Once upon a time when I was an emerging driver the price of gas was around $0.30 a gallon for “regular” leaded gas. Premium (high test) was a couple of cents higher. The only unleaded (white gas) I remember was at Amoco stations. We only used it for the lawnmower. That $0.30 gas was at a full service gas station. Full service included pumping the gas, checking the oil and cleaning the windshield. If you asked, the attendant would also check any or all other engine fluids and tire pressure. There were often four gas stations at an intersection. On occasion the stations would have a “gas war”. One station would lower their price by a penny, of course to be matched by the other three stations. You can see where this is going. Within a few days gas at that intersection might be $0.17 or less a gallon. I know I saw $0.12 a couple of times and I think I remember $0.09. I'm sure they were losing money or at best breaking even.

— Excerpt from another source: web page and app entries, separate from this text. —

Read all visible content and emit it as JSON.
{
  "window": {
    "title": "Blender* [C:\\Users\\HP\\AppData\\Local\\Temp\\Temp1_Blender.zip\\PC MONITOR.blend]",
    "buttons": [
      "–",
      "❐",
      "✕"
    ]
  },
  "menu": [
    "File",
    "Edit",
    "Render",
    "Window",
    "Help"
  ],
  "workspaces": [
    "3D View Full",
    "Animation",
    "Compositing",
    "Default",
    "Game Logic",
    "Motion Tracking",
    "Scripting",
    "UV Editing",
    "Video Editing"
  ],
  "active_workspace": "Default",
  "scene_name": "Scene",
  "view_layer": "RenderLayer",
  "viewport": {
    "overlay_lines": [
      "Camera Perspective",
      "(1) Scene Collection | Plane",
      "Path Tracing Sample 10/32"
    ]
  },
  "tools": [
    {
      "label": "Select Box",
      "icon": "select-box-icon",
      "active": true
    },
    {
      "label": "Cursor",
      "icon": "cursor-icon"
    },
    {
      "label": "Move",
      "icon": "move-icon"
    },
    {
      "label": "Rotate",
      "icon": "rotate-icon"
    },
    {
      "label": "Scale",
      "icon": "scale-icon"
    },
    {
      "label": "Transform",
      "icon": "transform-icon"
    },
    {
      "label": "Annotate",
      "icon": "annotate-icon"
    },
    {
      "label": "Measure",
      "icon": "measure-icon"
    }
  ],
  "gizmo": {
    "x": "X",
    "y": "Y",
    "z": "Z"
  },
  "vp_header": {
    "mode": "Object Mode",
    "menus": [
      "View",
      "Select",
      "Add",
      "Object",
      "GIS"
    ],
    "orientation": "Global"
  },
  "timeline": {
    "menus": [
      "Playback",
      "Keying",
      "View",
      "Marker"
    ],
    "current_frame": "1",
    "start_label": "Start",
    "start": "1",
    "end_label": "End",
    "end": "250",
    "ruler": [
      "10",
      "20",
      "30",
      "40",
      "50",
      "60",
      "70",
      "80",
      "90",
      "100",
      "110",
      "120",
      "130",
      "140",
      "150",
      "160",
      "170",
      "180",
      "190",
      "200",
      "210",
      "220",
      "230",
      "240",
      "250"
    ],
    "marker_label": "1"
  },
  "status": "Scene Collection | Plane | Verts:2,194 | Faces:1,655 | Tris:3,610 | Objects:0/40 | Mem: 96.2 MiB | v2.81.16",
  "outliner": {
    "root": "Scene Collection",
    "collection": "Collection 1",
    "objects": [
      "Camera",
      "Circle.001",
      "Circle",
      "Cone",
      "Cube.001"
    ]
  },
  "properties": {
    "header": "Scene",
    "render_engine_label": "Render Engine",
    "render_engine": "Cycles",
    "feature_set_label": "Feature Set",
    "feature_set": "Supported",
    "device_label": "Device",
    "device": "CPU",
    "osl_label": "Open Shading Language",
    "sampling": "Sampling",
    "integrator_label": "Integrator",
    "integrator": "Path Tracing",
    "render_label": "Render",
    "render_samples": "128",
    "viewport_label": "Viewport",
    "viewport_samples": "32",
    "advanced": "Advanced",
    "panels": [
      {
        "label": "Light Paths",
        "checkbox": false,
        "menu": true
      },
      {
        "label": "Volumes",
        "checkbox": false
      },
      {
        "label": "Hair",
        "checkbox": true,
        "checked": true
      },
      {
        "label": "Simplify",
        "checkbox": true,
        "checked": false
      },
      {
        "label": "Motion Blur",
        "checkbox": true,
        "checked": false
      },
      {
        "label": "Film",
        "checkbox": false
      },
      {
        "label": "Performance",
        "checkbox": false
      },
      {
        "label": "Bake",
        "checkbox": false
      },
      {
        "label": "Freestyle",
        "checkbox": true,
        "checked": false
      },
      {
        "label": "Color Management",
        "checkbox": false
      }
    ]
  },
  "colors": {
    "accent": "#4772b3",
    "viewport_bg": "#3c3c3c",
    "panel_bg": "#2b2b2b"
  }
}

They were competing and hoping you would buy a quart of oil, a fan belt or a new tire. Maybe have some repair or maintenance work done. Did I forget to mention that almost every gas station did car repairs? A couple of blocks away the three or four stations were still charging $0.30. As teenagers usually driving our parent's big gas guzzler we loved a good gas war. Imagine getting five or six gallons of gas for a buck. Of course that only meant we could drive 50 or 60 miles.
I mention all this to compare that to today's situation. When is the last time, if ever, you saw a gas war at an intersection? There is hardly any competition for gas prices. Sure, it's a little higher by the highways and a little cheaper by the neighborhoods but only by a very few cents. We have fewer companies in the energy business. Exxon/Mobil use to be two companies. Sinclair, Pure, Ashland, Getty, Gulf, Sunoco … were independent companies. They are now either part of merged or acquired companies or gone. Fewer companies refining, franchising and selling gas leads to less competition. Now we have a few huge energy companies making obscene profits. Exxon/Mobile made over $9 billion in profits last quarter. That's about $28 for every US citizen.
So, less competition, probably at least a little more corporate greed, inflation all contribute to $4 gas. That being said, I think the biggest culprit is the energy speculative market. If Mahmoud Ahmadinejad gets a pimple on his butt or Chavez in Venezuela wags his finger the price of future oil goes up. If it goes up very much the price of gas goes up immediately even though that oil won't reach a refinery for months. If the butt pimple pops the price of future oil might go down. Very little has to do with actual oil production or consumption. It's mostly based on perception, rumor and of course greed. There is so much money in the speculative markets (not just oil) that they now set the price rather than wait for the results.
In my perfect world the speculators would be much more regulated. The other alternative would be to have completely unregulated markets. Truly buyer beware. These partially and ineptly regulated markets give a false sense of security. In the last several years all the markets have become less about value and more about leverage and/or tuning a 50 nanosecond profit. So since NYSE, NASDAQ, Chicago Board of Trade and other exchanges are just like casinos, lets treat them as such. Casinos are regulated, audited, heavily taxed and restricted. Speculators need at least as much regulation. Make the speculators have much more skin in the game. Let's make speculation and gambling a little less prevalent in our markets and maybe bring back more value and supply and demand into our markets. We should have learned more and fixed things more quickly from the 2008 housing and market crashes. Speculators are gamblers, they should lose more than they win. Just like I do at the casinos. Fun and exciting but not profitable over the long term.